OSAWATOMIE — Kansas Department for Aging and Disability Services (KDADS) has reported that a staff member at Osawatomie State Hospital (OSH) has tested positive for the coronavirus (COVID-19).
In making the announcement Monday, June 22, Department Secretary Laura Howard said it is the first COVID-19 positive case at OSH in either residents or staff.
To protect the identity of staff and residents at the hospital, no further information will be released, the department said in a news release.
On Friday, June 19, an employee at OSH reported a positive test result to the hospital’s infection control nurse, according to the KDADS news release. In coordination with the Miami County Health Department, all 11 residents on the unit who were in close contact with the positive employee will be tested as a priority, according to the release.
KDADS said a testing strategy that goes beyond those working or living on the unit is currently being discussed and several steps have been taken to further maximize safety precautions already in place to minimize risk of further exposure:
- Any employee with direct, close contact with the positive employee has been contacted and begun a 14-day quarantine as instructed by the Miami County Health Department.
- Any patients directly exposed to the positive employee are strongly encouraged to isolate in their room and wear a face mask anytime they leave their room. Patients on the unit where the employee worked will remain on the unit and are being closely monitored for any change in status. COVID-19 testing will be implemented at the appropriate time according to time of exposure.
- At this time, there will be no admissions to the affected unit. All staff working on the affected unit are required to wear full personal protective equipment (PPE) at all times, which includes nurses, other professionals, security and housekeeping.
- Separate entrances and exits have been established on the affected unit to minimize exposure to staff and patients on other units.
- The frequently touched surfaces in the affected unit are now being disinfected three times per shift.

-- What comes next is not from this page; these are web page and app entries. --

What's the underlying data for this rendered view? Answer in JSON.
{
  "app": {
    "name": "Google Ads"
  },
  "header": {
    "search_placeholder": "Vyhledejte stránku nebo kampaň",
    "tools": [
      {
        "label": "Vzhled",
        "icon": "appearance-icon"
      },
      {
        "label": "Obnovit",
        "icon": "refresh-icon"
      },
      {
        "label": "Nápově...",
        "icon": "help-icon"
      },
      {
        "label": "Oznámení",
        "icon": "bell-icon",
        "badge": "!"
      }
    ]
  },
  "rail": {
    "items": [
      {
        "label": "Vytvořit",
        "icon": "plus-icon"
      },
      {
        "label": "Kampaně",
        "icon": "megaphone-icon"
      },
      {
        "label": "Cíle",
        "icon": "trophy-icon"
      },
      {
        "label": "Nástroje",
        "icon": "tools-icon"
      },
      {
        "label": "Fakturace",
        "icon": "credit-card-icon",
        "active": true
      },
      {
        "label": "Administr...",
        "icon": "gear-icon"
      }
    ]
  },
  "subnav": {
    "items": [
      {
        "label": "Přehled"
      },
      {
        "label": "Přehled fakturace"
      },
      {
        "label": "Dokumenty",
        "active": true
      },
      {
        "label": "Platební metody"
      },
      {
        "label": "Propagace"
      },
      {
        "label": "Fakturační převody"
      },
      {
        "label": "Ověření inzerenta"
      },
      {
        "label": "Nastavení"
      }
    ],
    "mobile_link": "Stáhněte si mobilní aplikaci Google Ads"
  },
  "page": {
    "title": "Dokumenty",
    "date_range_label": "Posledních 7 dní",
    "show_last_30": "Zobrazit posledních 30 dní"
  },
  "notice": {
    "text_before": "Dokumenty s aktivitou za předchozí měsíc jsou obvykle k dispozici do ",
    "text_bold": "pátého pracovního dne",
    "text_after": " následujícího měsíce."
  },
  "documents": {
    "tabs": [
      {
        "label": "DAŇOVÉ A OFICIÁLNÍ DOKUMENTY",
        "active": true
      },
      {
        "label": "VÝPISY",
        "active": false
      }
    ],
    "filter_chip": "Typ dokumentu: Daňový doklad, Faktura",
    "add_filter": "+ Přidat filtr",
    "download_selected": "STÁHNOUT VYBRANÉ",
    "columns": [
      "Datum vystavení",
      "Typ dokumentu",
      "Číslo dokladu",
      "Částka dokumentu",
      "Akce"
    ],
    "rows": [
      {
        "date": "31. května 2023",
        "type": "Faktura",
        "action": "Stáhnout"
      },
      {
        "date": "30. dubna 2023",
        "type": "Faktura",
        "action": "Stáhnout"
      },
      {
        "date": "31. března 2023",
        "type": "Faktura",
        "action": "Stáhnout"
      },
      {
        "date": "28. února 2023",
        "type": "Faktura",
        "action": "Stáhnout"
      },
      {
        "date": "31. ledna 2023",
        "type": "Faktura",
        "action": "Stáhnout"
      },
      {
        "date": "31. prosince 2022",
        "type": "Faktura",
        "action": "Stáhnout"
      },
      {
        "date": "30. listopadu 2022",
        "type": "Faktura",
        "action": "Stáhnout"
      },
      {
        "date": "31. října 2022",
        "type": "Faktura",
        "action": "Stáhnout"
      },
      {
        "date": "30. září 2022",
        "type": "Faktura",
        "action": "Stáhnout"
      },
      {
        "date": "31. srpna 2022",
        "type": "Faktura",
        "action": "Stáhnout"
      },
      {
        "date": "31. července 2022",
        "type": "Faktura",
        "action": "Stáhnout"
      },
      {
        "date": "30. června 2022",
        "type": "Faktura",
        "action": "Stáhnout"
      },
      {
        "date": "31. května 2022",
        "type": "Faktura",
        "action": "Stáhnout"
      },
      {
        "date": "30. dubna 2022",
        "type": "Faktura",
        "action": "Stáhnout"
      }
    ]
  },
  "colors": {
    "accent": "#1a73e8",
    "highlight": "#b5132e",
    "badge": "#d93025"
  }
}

“This is an extremely stressful time for patients, their loved ones and our staff members,” OSH Superintendent Kristin Feeback said. “We recognize that communication with patients, families and staff is critically important, especially after a confirmed COVID-19 case. I appreciate our staff being so responsive and adaptive to the instructions given by local health officials to make sure we do all we can to prevent the spread of the virus as effectively as possible.”
Miami County has recorded a total of 20 COVID-19 cases, 13 of which are still active. Those 13 cases have all been reported in the past two weeks, according to the health department.
At a press briefing Monday, Gov. Laura Kelly said that the state’s disease spread, which had been on a downward trend before May 27, is trending upward again, with 406 new cases and five more deaths reported since Friday, June 19, raising the state’s totals to 12,465 cases and 259 deaths.
Kelly said the state is monitoring 92 active COVID-19 clusters of multiple cases. She said eight of those clusters are mass gatherings associated with graduations, funerals and Mother’s Day celebrations. The governor encouraged Kansans to avoid mass gatherings if possible, wear protective masks in public and practice social distancing.
Because of the upward trend in disease spread, Kelly said her administration, as well as officials with the Kansas Department of Health and Environment, recommend that communities do not move into Phase Out of “Ad Astra: A Plan to Reopen Kansas,” which was originally planned to begin June 22, and instead stay in Phase 3 for at least two more weeks.
The emergency disaster declaration issued by the governor on May 26 transfers reopening decisions back to local officials, which means counties continuing with Phase 3 of the plan is only a recommendation.
Kelly said the state continues to monitor health metrics daily, and remains committed to supporting local communities in a safe, gradual transition.
“Please wear a mask, socially distance, and wash your hands often,” Kelly said. “Our state’s economic recovery depends on it.”